Until the 18th century, dance was strictly divided between courtly and country forms. In the courts, dances like the Minuet were refined affairs with an elaborate language of bows and curtsies. There was little physical contact between dancers, and proper form, like turned-out feet, was considered essential. Everything changed with the Waltz.
The name Waltz comes from the Italian word “volver”, meaning toturn or revolve. It evolved from a German and Austrian peasant dance called the Landler, and was the first widely popular dance to feature a closed position. Because of this close hold, Waltz was denounced as scandalous and immoral.
The Waltz was ultimately standardized with the Box pattern and the dance hold we know today. The Waltz dominated much of the European and American dance scene until the First World War, when the Tango and Foxtrot enraptured a whole new generation.
Ballroom Tango was born in the slums of Buenos Aires in the late 19th century. Argentine gauchos and migrating blacks met and mixed in the infamous Barrio de las Ranas, trading cultural rhythms and dance steps in and around the area's well-known brothels. From this melting pot emerged a highly passionate dance, one that the respectable classes of society shunned. But as with the Waltz, there is nothing like controversy to make a dance triumph.
In the United States, Tango became all the rage right before the First World War. Vernon and Irene Castle made their fortune from Tango, becoming America's sweethearts of the dance. There was a flurry of Tango dance hall openings, and Tango teas became popular in big hotels. Couples even danced between courses at the finer restaurants. Rudolph Valentino did his part, performing a sensual Tango in the silent film "Four Horsemen of the Apocalypse." The dance varied greatly from performer to performer, and was eventually standardized in the 1920s by the Imperial Society of Teachers of Dancing
The story of the Foxtrot begins at the turn of the 20th century when African American musicians such as Scott Joplin began composing syncopated ragtime music. A smooth dance like the Waltz would not do for this fervent new music. One of the first dances to evolve for ragtime music was the Turkey Trot, a one-step that included flapping the arms like a turkey. Then came the Monkey Dance, Horse Trot, Grizzly Bear, Bunny Hug and Kangaroo Dip. Ragtime demanded dances with jerky steps, emulating the walk and the wild abandon of animals.
In 1914, a young dancer named Harry Fox did his version of trotting on the stage of the Ziegfield Follies. Fox's fast and jerky trot became the hot new thing in New York. When the Foxtrot traveled to England, the jumps and high jinks of the original were ironed out. What remains is a smooth, elegant dance more reminiscent of the Waltz than of the Trot's hyperactive past. In fact, many of Foxtrot's patterns have been adapted straight from the Waltz
Cha Cha evolved from a version of Cuban Mambo called Chassé Mambo.
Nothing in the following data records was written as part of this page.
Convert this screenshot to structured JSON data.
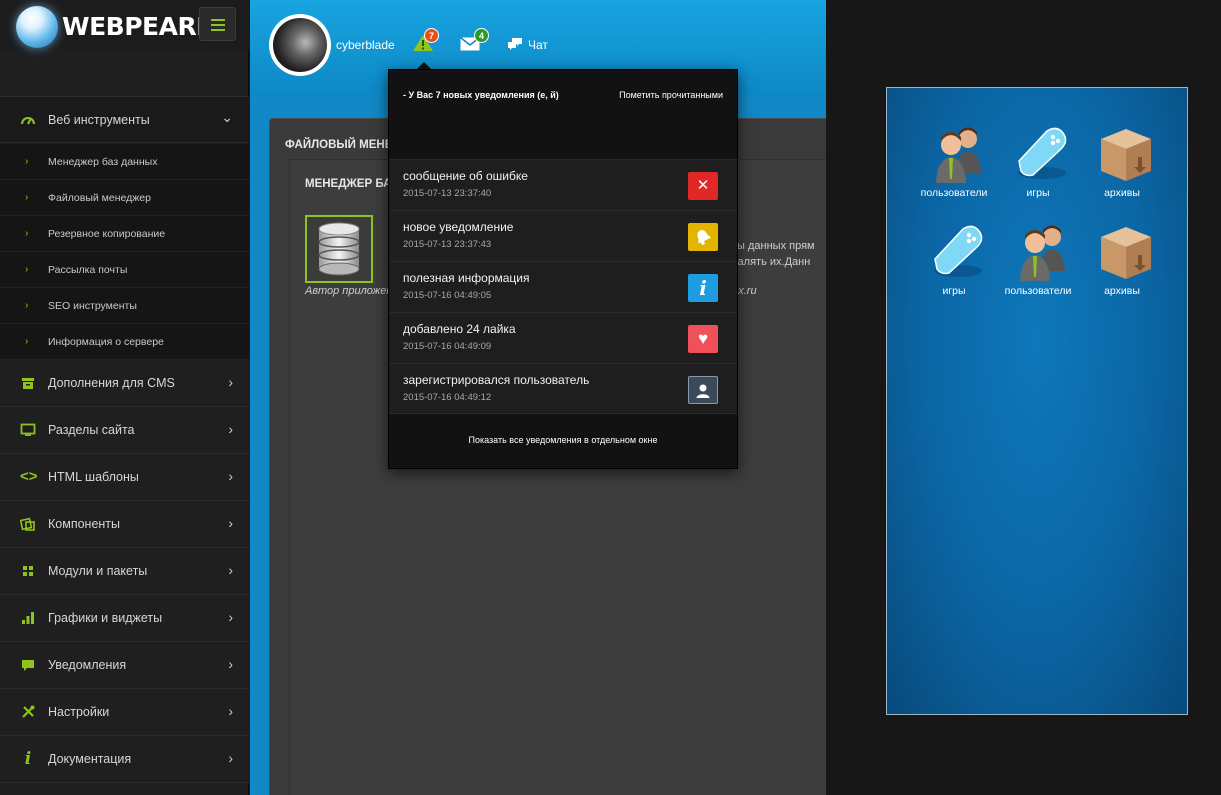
{
  "brand": {
    "name": "WEBPEARL"
  },
  "sidebar": {
    "open_section": {
      "label": "Веб инструменты",
      "icon": "speedometer-icon"
    },
    "sub_items": [
      {
        "label": "Менеджер баз данных"
      },
      {
        "label": "Файловый менеджер"
      },
      {
        "label": "Резервное копирование"
      },
      {
        "label": "Рассылка почты"
      },
      {
        "label": "SEO инструменты"
      },
      {
        "label": "Информация о сервере"
      }
    ],
    "items": [
      {
        "label": "Дополнения для CMS",
        "icon": "archive-icon"
      },
      {
        "label": "Разделы сайта",
        "icon": "monitor-icon"
      },
      {
        "label": "HTML шаблоны",
        "icon": "code-icon"
      },
      {
        "label": "Компоненты",
        "icon": "components-icon"
      },
      {
        "label": "Модули и пакеты",
        "icon": "grid-icon"
      },
      {
        "label": "Графики и виджеты",
        "icon": "bar-chart-icon"
      },
      {
        "label": "Уведомления",
        "icon": "comment-icon"
      },
      {
        "label": "Настройки",
        "icon": "tools-icon"
      },
      {
        "label": "Документация",
        "icon": "info-icon"
      }
    ]
  },
  "topbar": {
    "username": "cyberblade",
    "alerts_count": "7",
    "messages_count": "4",
    "chat_label": "Чат"
  },
  "content": {
    "panel_title": "ФАЙЛОВЫЙ МЕНЕД",
    "inner_title": "МЕНЕДЖЕР БАЗ",
    "author": "Автор приложен",
    "desc_line1": "азы данных прям",
    "desc_line2": "удалять их.Данн",
    "desc_line3": "dex.ru"
  },
  "notifications": {
    "header": "- У Вас 7 новых уведомления (е, й)",
    "mark_read": "Пометить прочитанными",
    "items": [
      {
        "title": "сообщение об ошибке",
        "date": "2015-07-13 23:37:40",
        "icon": "close-icon",
        "color": "#e02828"
      },
      {
        "title": "новое уведомление",
        "date": "2015-07-13 23:37:43",
        "icon": "bell-icon",
        "color": "#e3b400"
      },
      {
        "title": "полезная информация",
        "date": "2015-07-16 04:49:05",
        "icon": "info-icon",
        "color": "#1d9de0"
      },
      {
        "title": "добавлено 24 лайка",
        "date": "2015-07-16 04:49:09",
        "icon": "heart-icon",
        "color": "#f0505a"
      },
      {
        "title": "зарегистрировался пользователь",
        "date": "2015-07-16 04:49:12",
        "icon": "user-icon",
        "color": "#3a4a5a"
      }
    ],
    "footer": "Показать все уведомления в отдельном окне"
  },
  "desktop": {
    "icons": [
      {
        "label": "пользователи",
        "icon": "users-icon"
      },
      {
        "label": "игры",
        "icon": "gamepad-icon"
      },
      {
        "label": "архивы",
        "icon": "box-icon"
      },
      {
        "label": "игры",
        "icon": "gamepad-icon"
      },
      {
        "label": "пользователи",
        "icon": "users-icon"
      },
      {
        "label": "архивы",
        "icon": "box-icon"
      }
    ]
  },
  "colors": {
    "accent": "#8fc31f",
    "topbar": "#0d88c5",
    "sidebar": "#1f1f1f"
  }
}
As music always dictates the dance, chassé (meaning to chase) steps were inserted between the forward and back breaks when a slower version of Mambo music was played. Reportedly, Cha Cha got its name from the sound of women’s shoes shuffling across the floor. Cha Cha was introduced to the United States in the early 1950s and promptly sparked a dance craze. Enrique Jorrin, a Cuban violinist, is attributed with creating the first Cha Cha song. After arriving in the U.S., the traditional violins and flutes were often exchanged for big-band instruments such as trumpet, trombone and saxophone
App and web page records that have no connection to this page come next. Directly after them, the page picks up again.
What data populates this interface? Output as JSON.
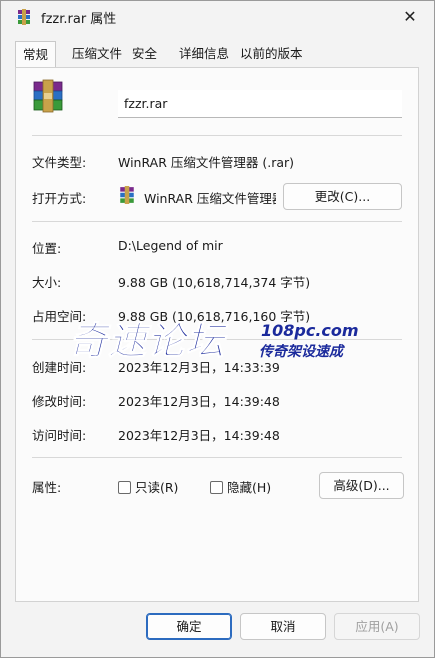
{
  "window": {
    "title": "fzzr.rar 属性",
    "close_glyph": "✕"
  },
  "tabs": [
    {
      "label": "常规"
    },
    {
      "label": "压缩文件"
    },
    {
      "label": "安全"
    },
    {
      "label": "详细信息"
    },
    {
      "label": "以前的版本"
    }
  ],
  "general": {
    "file_name": "fzzr.rar",
    "type_label": "文件类型:",
    "type_value": "WinRAR 压缩文件管理器 (.rar)",
    "open_label": "打开方式:",
    "open_value": "WinRAR 压缩文件管理器",
    "change_button": "更改(C)...",
    "location_label": "位置:",
    "location_value": "D:\\Legend of mir",
    "size_label": "大小:",
    "size_value": "9.88 GB (10,618,714,374 字节)",
    "disk_label": "占用空间:",
    "disk_value": "9.88 GB (10,618,716,160 字节)",
    "created_label": "创建时间:",
    "created_value": "2023年12月3日，14:33:39",
    "modified_label": "修改时间:",
    "modified_value": "2023年12月3日，14:39:48",
    "accessed_label": "访问时间:",
    "accessed_value": "2023年12月3日，14:39:48",
    "attr_label": "属性:",
    "readonly_label": "只读(R)",
    "hidden_label": "隐藏(H)",
    "advanced_button": "高级(D)..."
  },
  "watermark": {
    "main": "奇速论坛",
    "url": "108pc.com",
    "sub": "传奇架设速成"
  },
  "footer": {
    "ok": "确定",
    "cancel": "取消",
    "apply": "应用(A)"
  },
  "colors": {
    "accent": "#2c6bbf",
    "watermark": "#1b2a9c"
  },
  "icons": {
    "app": "winrar-archive-icon",
    "close": "close-icon"
  }
}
Rumba is a romantic Latin dance with Afro-Cuban origins. Rumba is a broad term referring to multiple music and dance forms, including Danzon, Guaracha and Son. These forms are a blend of African slave and colonial Spanish culture. The livelier forms feature fast hip movements and sexual strutting performed to a fiery orchestra of percussion. However, Ballroom Rumba comes from Son, one of the slower, less eroticized versions of the dance.
By the late 1920s, America’s appetite for Latin music was ignited. Orchestra leaders such as Xavier Cugat introduced and popularized Rumba music and dancing, which continued to grow in the 1930s and 1940s. Rumba was standardized as a ballroom dance in the mid-1950s.
East Coast Swing
East Coast Swing traces its roots to the original swing dance, Lindy Hop. Lindy Hop was created in the late 1920s by African American youth at the Savoy Ballroom in Harlem. Danced to the swing and jazz music of big bands such as Duke Ellington, Cab Calloway and Benny Goodman, Lindy Hop was, and remains, a dynamic, athletic dance.
By the mid-1930s, Lindy Hop (also called Jitterbug and Swing) had captured the imagination of young people everywhere. It was widely danced in the U.S. and Europe through the end of World War II. In the early 1940s, Lindy Hop was tamed and simplified by dance schools to become a ballroom dance called Eastern Swing. In the late 1970s, the name was changed to East Coast Swing.